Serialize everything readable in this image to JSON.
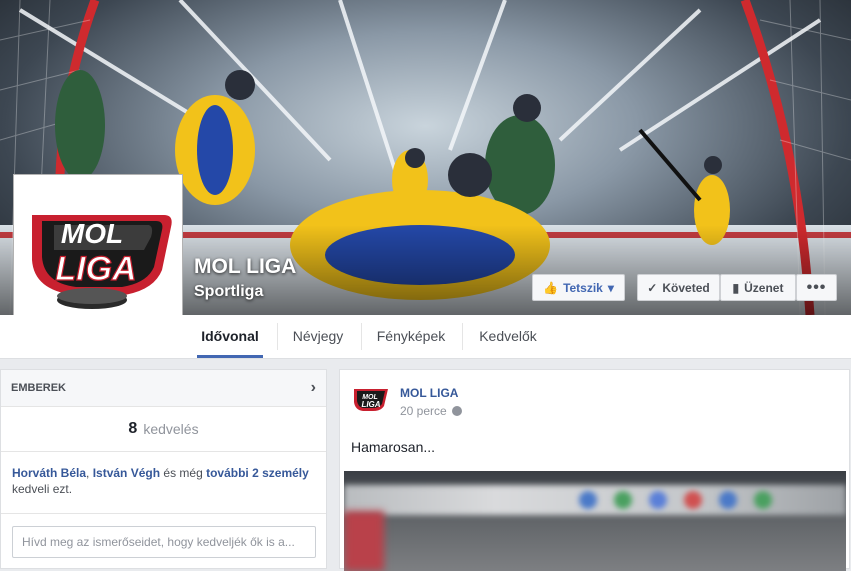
{
  "page": {
    "name": "MOL LIGA",
    "category": "Sportliga"
  },
  "profile_logo": {
    "line1": "MOL",
    "line2": "LIGA"
  },
  "actions": {
    "like_label": "Tetszik",
    "follow_label": "Követed",
    "message_label": "Üzenet",
    "more_label": "•••"
  },
  "tabs": [
    {
      "label": "Idővonal",
      "active": true
    },
    {
      "label": "Névjegy",
      "active": false
    },
    {
      "label": "Fényképek",
      "active": false
    },
    {
      "label": "Kedvelők",
      "active": false
    }
  ],
  "people": {
    "header": "EMBEREK",
    "likes_count": "8",
    "likes_word": "kedvelés",
    "friend1": "Horváth Béla",
    "sep": ", ",
    "friend2": "István Végh",
    "and_more_text": " és még ",
    "more_link": "további 2 személy",
    "likes_this": "kedveli ezt.",
    "invite_placeholder": "Hívd meg az ismerőseidet, hogy kedveljék ők is a..."
  },
  "post": {
    "author": "MOL LIGA",
    "time": "20 perce",
    "text": "Hamarosan..."
  },
  "colors": {
    "facebook_blue": "#4267b2",
    "link_blue": "#365899",
    "logo_red": "#c8202f"
  }
}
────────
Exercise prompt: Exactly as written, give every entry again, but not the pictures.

Exercise result:
Serialize everything readable in this image to JSON.
{
  "page": {
    "name": "MOL LIGA",
    "category": "Sportliga"
  },
  "profile_logo": {
    "line1": "MOL",
    "line2": "LIGA"
  },
  "actions": {
    "like_label": "Tetszik",
    "follow_label": "Követed",
    "message_label": "Üzenet",
    "more_label": "•••"
  },
  "tabs": [
    {
      "label": "Idővonal",
      "active": true
    },
    {
      "label": "Névjegy",
      "active": false
    },
    {
      "label": "Fényképek",
      "active": false
    },
    {
      "label": "Kedvelők",
      "active": false
    }
  ],
  "people": {
    "header": "EMBEREK",
    "likes_count": "8",
    "likes_word": "kedvelés",
    "friend1": "Horváth Béla",
    "sep": ", ",
    "friend2": "István Végh",
    "and_more_text": " és még ",
    "more_link": "további 2 személy",
    "likes_this": "kedveli ezt.",
    "invite_placeholder": "Hívd meg az ismerőseidet, hogy kedveljék ők is a..."
  },
  "post": {
    "author": "MOL LIGA",
    "time": "20 perce",
    "text": "Hamarosan..."
  },
  "colors": {
    "facebook_blue": "#4267b2",
    "link_blue": "#365899",
    "logo_red": "#c8202f"
  }
}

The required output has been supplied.